And if you think I’m asking too much of you, check out Leo Babauta’s blog post entitled, “The Case Against Buying Christmas Presents.”  I’m not necessarily suggesting you go that far, but Leo shares some great wisdom in here that speaks to the underlying causes of holiday-specific excess in spending and takes it to another level.

Gifting: The Pressure is OFF

A-christmas-story-ralphie-santa We’re now in the midst of Hanukkah and Christmas will be here in a few short weeks.  The Season of Giving, right?  And with all of the great things about this season also comes gifting stress.  You know how it works…You get together with someone this time of year for lunch or coffee and they come bearing gifts.  You immediately feel like a putz because you didn’t get one, so as soon as you leave, you head to the mall and buy them a gift…out of guilt.

Or, your children spend the entire month of December hearing about all the presents that their friends at school are going to get.  They start listing out the aggregate of ALL the gifts they’ve been hearing about at school on a daily basis and you are burdened by the thought that your child might be hanging his or her head at the lunch table when all the kids are discussing what they got.  So, you get them…everything.

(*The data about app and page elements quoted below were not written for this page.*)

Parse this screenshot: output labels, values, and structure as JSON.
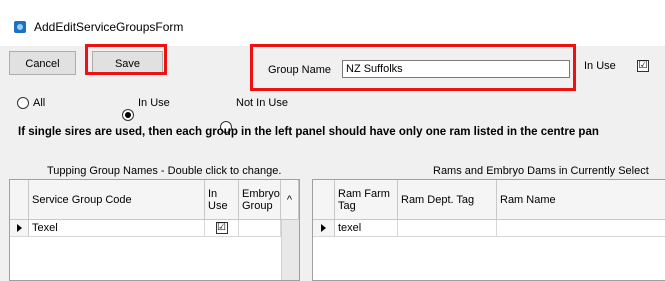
{
  "window": {
    "title": "AddEditServiceGroupsForm",
    "icon": "app-icon"
  },
  "toolbar": {
    "cancel_label": "Cancel",
    "save_label": "Save"
  },
  "group": {
    "name_label": "Group Name",
    "name_value": "NZ Suffolks",
    "in_use_label": "In Use",
    "in_use_checked": "☑"
  },
  "filter": {
    "all_label": "All",
    "in_use_label": "In Use",
    "not_in_use_label": "Not In Use",
    "selected": "In Use"
  },
  "note": "If single sires are used, then each group in the left panel should have only one ram listed in the centre pan",
  "left_panel": {
    "caption": "Tupping Group Names - Double click to change.",
    "columns": [
      "Service Group Code",
      "In Use",
      "Embryo Group"
    ],
    "rows": [
      {
        "code": "Texel",
        "in_use": "☑",
        "embryo": ""
      }
    ]
  },
  "right_panel": {
    "caption": "Rams and Embryo Dams in Currently Select",
    "columns": [
      "Ram Farm Tag",
      "Ram Dept. Tag",
      "Ram Name"
    ],
    "rows": [
      {
        "farm_tag": "texel",
        "dept_tag": "",
        "name": ""
      }
    ]
  },
  "colors": {
    "highlight": "#ee1111",
    "background": "#f0f0f0"
  }
}
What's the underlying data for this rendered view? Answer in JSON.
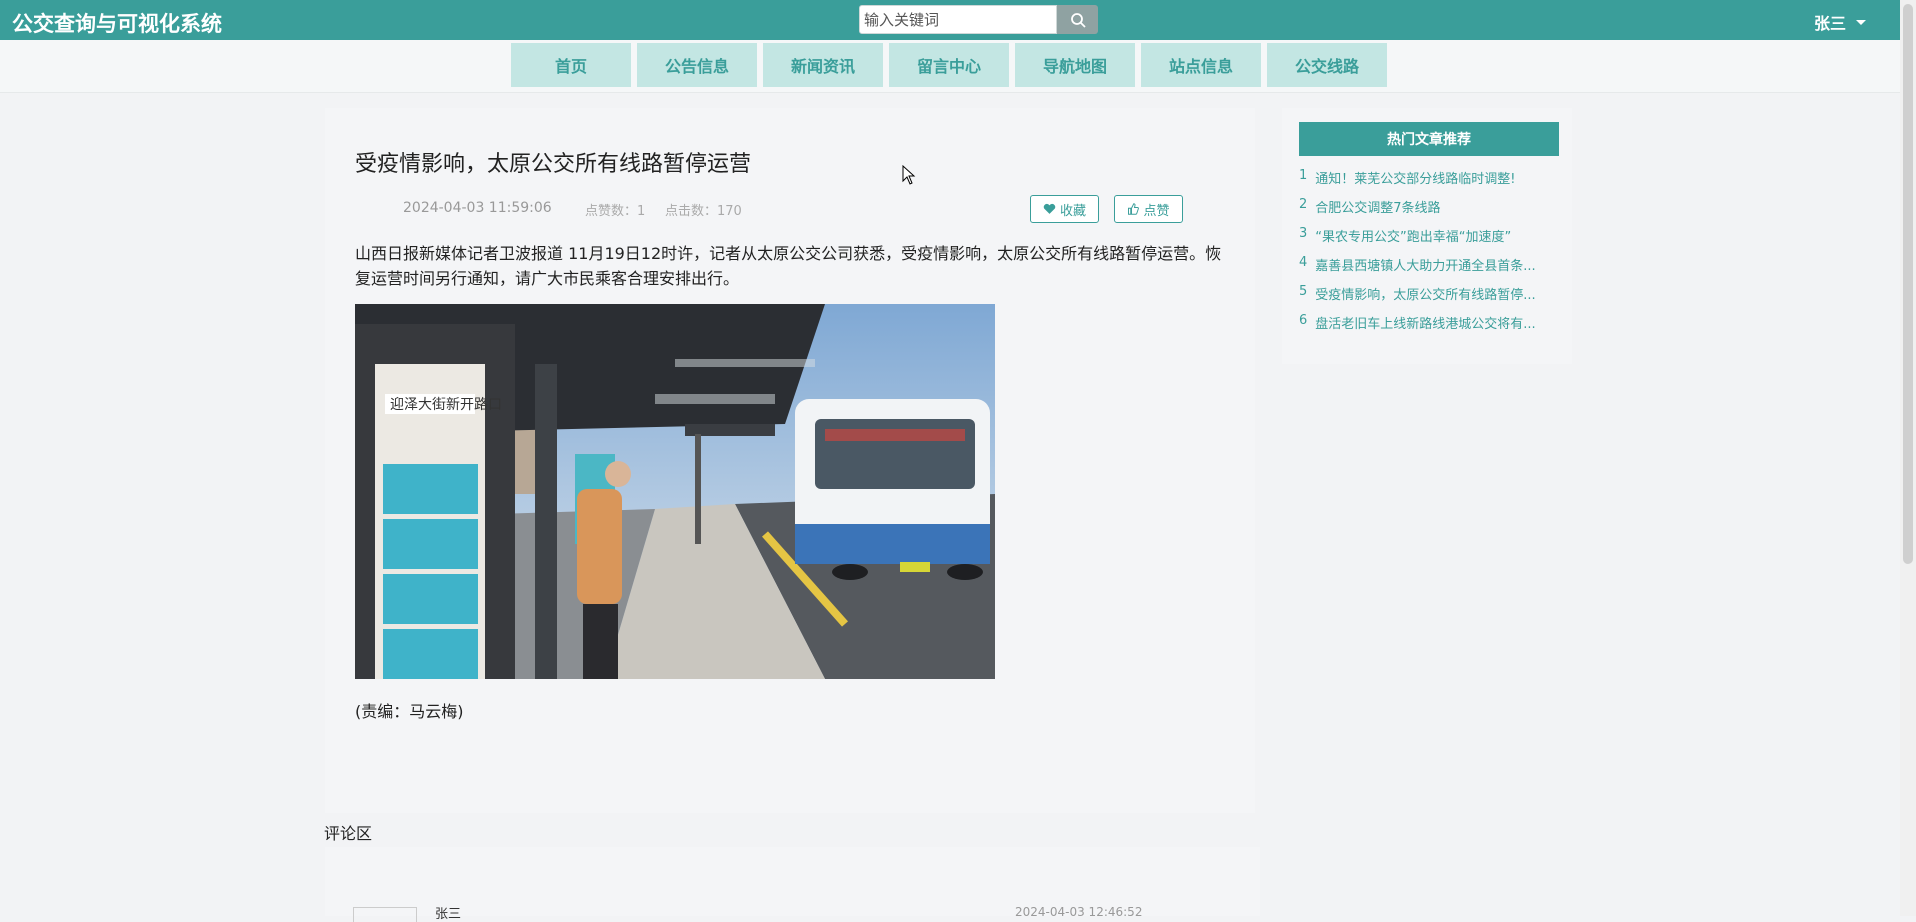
{
  "app": {
    "title": "公交查询与可视化系统",
    "user": "张三",
    "search_placeholder": "输入关键词"
  },
  "nav": {
    "items": [
      "首页",
      "公告信息",
      "新闻资讯",
      "留言中心",
      "导航地图",
      "站点信息",
      "公交线路"
    ]
  },
  "article": {
    "title": "受疫情影响，太原公交所有线路暂停运营",
    "date": "2024-04-03 11:59:06",
    "likes": "点赞数：1",
    "clicks": "点击数：170",
    "favorite_label": "收藏",
    "like_label": "点赞",
    "body": "山西日报新媒体记者卫波报道 11月19日12时许，记者从太原公交公司获悉，受疫情影响，太原公交所有线路暂停运营。恢复运营时间另行通知，请广大市民乘客合理安排出行。",
    "photo_sign": "迎泽大街新开路口",
    "editor": "(责编：马云梅)"
  },
  "comments": {
    "label": "评论区",
    "items": [
      {
        "user": "张三",
        "time": "2024-04-03 12:46:52"
      }
    ]
  },
  "sidebar": {
    "header": "热门文章推荐",
    "items": [
      {
        "num": "1",
        "text": "通知！莱芜公交部分线路临时调整!"
      },
      {
        "num": "2",
        "text": "合肥公交调整7条线路"
      },
      {
        "num": "3",
        "text": "“果农专用公交”跑出幸福“加速度”"
      },
      {
        "num": "4",
        "text": "嘉善县西塘镇人大助力开通全县首条..."
      },
      {
        "num": "5",
        "text": "受疫情影响，太原公交所有线路暂停..."
      },
      {
        "num": "6",
        "text": "盘活老旧车上线新路线港城公交将有..."
      }
    ]
  },
  "colors": {
    "primary": "#3a9e9a",
    "nav_bg": "#c3e6e3"
  },
  "icons": [
    "search-icon",
    "heart-icon",
    "thumbs-up-icon",
    "chevron-down-icon"
  ]
}
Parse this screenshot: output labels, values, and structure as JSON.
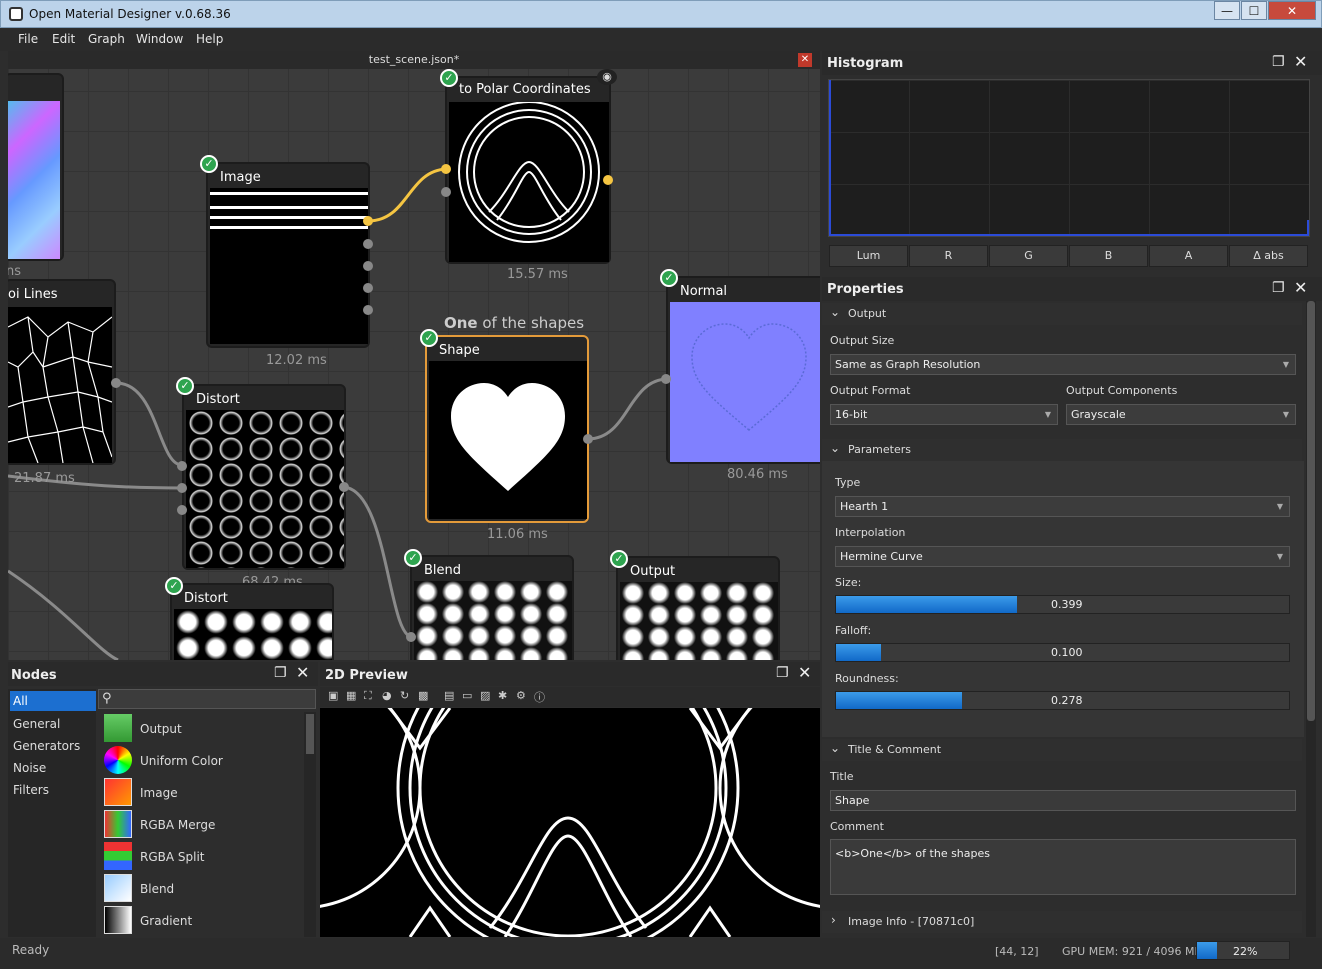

You have a new boyfriend, girlfriend, fiancé or spouse and this is your first holiday season together, so you decide that you’re going to show them you know how to do it right.  And, you’re scared to death that they are going to outspend you, so you make sure that they don’t…out of fear.

Fear and guilt are not good motivators.   Thoughtful, heartfelt impulsion, on the other hand, is a great way to gift.  So, if you’re a last minute gift buyer like me, I suggest that you sit down and think about who you feel impelled to give a gift to, and then actually apply a budget to each gift – a guideline on how much you want to spend.  NEVER use credit to pay for a gift, because then you start the New Year off with a lower net worth than you had the day after Thanksgiving.  If you free yourself from giving out of guilt or fear, you’ll enjoy the season all the more.